The forecast for the United States Senate is for sunny skies in the near term, with storm clouds on the horizon, according to Majority Leader Mitch McConnell (R-KY). The top Republican in the Senate on Sunday said that he has been pleased to find a number of areas where the Republican-controlled Congress, or at least the Senate, can work with a Democratic administration. However, he said, future battles are inevitable.
In an appearance on ABC’s This Week Sunday morning, McConnell promised that a bill giving President Obama Trade Promotion Authority (TPA) – that is, the ability to bring an international trade deal to the floor of both houses of Congress for an up-or-down vote -- will pass the Senate, and quickly.
“We’ll pass it. We’ll pass it later this week,” McConnell told host George Stephanopolous. “The president has done an excellent job on this.”
The TPA bill has been a flashpoint for members of Congress on both sides of the aisle. Many Democrats are adamantly opposed to it because it would allow the president to bring the Trans-Pacific Partnership (TPP) trade deal up for a vote without an opportunity for lawmakers to amend it. They are concerned about what they see as a lack of worker protections, environmental safeguards and defense against countries that engage in currency manipulation.
Some Republicans are also reluctant to approve TPA, though for different reasons.
“I point out to my members who are somewhat squeamish, as you can imagine, [about] giving the president power on any issue, given his expansive view of his powers on so many other issues…this is a trade promotion authority not just for president Obama but for the next president as well,” McConnell said. “This is a six-year trade promotion authority bill that will give the next president an opportunity to enter into trade agreements with other countries around the world.”
Passage of TPA is seen by the administration as essential to securing an acceptable deal in the ongoing TPP talks, because the assumption is that the other countries participating in the negotiations will be hesitant to make their best offers if they think the U.S. Congress will be allowed to tinker with the deal after it has been struck by negotiators.
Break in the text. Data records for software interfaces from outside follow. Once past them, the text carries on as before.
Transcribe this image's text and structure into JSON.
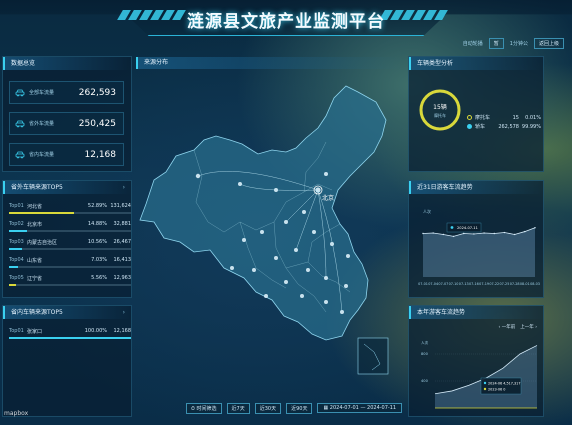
{
  "header": {
    "title": "涟源县文旅产业监测平台",
    "auto_play_label": "自动轮播",
    "auto_play_state": "暂",
    "refresh_label": "1分钟公",
    "back_label": "返回上级"
  },
  "overview": {
    "title": "数据总览",
    "stats": [
      {
        "label": "全部车流量",
        "value": "262,593",
        "icon": "car-icon"
      },
      {
        "label": "省外车流量",
        "value": "250,425",
        "icon": "car-icon"
      },
      {
        "label": "省内车流量",
        "value": "12,168",
        "icon": "car-icon"
      }
    ]
  },
  "outside_top5": {
    "title": "省外车辆来源TOP5",
    "items": [
      {
        "rank": "Top01",
        "name": "河北省",
        "pct": "52.89%",
        "count": "131,624",
        "fraction": 0.53,
        "color": "#d8d83a"
      },
      {
        "rank": "Top02",
        "name": "北京市",
        "pct": "14.88%",
        "count": "32,881",
        "fraction": 0.15,
        "color": "#3ad0f0"
      },
      {
        "rank": "Top03",
        "name": "内蒙古自治区",
        "pct": "10.56%",
        "count": "26,467",
        "fraction": 0.11,
        "color": "#3ad0f0"
      },
      {
        "rank": "Top04",
        "name": "山东省",
        "pct": "7.03%",
        "count": "16,413",
        "fraction": 0.07,
        "color": "#3ad0f0"
      },
      {
        "rank": "Top05",
        "name": "辽宁省",
        "pct": "5.56%",
        "count": "12,963",
        "fraction": 0.06,
        "color": "#d8d83a"
      }
    ]
  },
  "inside_top5": {
    "title": "省内车辆来源TOP5",
    "items": [
      {
        "rank": "Top01",
        "name": "张家口",
        "pct": "100.00%",
        "count": "12,168",
        "fraction": 1.0,
        "color": "#3ad0f0"
      }
    ]
  },
  "map": {
    "title": "来源分布",
    "beijing_label": "北京",
    "time_select_label": "时间筛选",
    "chips": [
      "近7天",
      "近30天",
      "近90天"
    ],
    "date_start": "2024-07-01",
    "date_sep": "—",
    "date_end": "2024-07-11",
    "attribution": "mapbox"
  },
  "vehicle_type": {
    "title": "车辆类型分析",
    "center_value": "15辆",
    "center_label": "摩托车",
    "legend": [
      {
        "name": "摩托车",
        "count": "15",
        "pct": "0.01%",
        "color": "#d8d83a"
      },
      {
        "name": "轿车",
        "count": "262,578",
        "pct": "99.99%",
        "color": "#3ad0f0"
      }
    ],
    "fraction": 0.9999
  },
  "trend31": {
    "title": "近31日游客车流趋势",
    "unit": "人次",
    "tooltip_date": "2024-07-11",
    "chart_data": {
      "type": "area",
      "x": [
        "07-01",
        "07-04",
        "07-07",
        "07-10",
        "07-13",
        "07-16",
        "07-19",
        "07-22",
        "07-25",
        "07-28",
        "07-31",
        "08-03"
      ],
      "values": [
        9000,
        9100,
        8800,
        8400,
        9000,
        8900,
        9100,
        9000,
        9200,
        8800,
        9400,
        10200
      ],
      "ylim": [
        0,
        12000
      ],
      "x_labels": [
        "07-01",
        "07-04",
        "07-07",
        "07-10",
        "07-13",
        "07-16",
        "07-19",
        "07-22",
        "07-25",
        "07-28",
        "08-01",
        "08-03"
      ]
    }
  },
  "trend_year": {
    "title": "本年游客车流趋势",
    "nav_prev": "上一年",
    "nav_next": "一年前",
    "unit": "人次",
    "y_tick": "800",
    "y_tick_low": "400",
    "tooltip_a": "2024-06 4,517,317",
    "tooltip_b": "2023-06 0",
    "chart_data": {
      "type": "line",
      "x": [
        "1",
        "2",
        "3",
        "4",
        "5",
        "6",
        "7"
      ],
      "series": [
        {
          "values": [
            200,
            240,
            320,
            420,
            560,
            760,
            880
          ]
        },
        {
          "values": [
            0,
            0,
            0,
            0,
            0,
            0,
            0
          ]
        }
      ],
      "ylim": [
        0,
        900
      ]
    }
  }
}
McConnell said TPA is important to the country for reasons that go beyond trade.
“We know America is a big winner when we lower barriers to our products abroad,” he said.
However, he added, “[TPP] also has a foreign policy and defense component. A lot of the countries in Asia are a little apprehensive, as you can imagine, about Chinese economic domination, but also potential Chinese military domination. So they would like to get closer to us, and this is a great opportunity to do that as well as to benefit America and create new jobs here.”
Beyond trade, McConnell pointed out that the Senate has been, in his words, “getting back to work.” The chamber has passed a bill giving Congress a certain amount of oversight over the ongoing talks with Iran about its nuclear program. There are also bills on cyber security and education in the pipeline.
“We’re trying to focus on the things that we can agree on to make progress for the country, even though we know there are many things [on which] we do not agree with the president,” McConnell said. “All of those will probably come to the fore in spending bills. We want to spend more on defense; they want to spend more on everything.”
Pressed by Stephanopolous about his relationship with the president and whether there would be a “bourbon summit” – a reference to a passing comment the president made about inviting McConnell to the White House for a glass of Kentucky’s finest – McConnell reiterated a point he has made a number of times in the past.
He would be happy to have a glass of bourbon with the president, he said, but getting along with Obama has never been a problem for him.
“We don’t have a personality problem,” McConnell said. They just disagree on how to run the country.
Top Reads from The Fiscal Times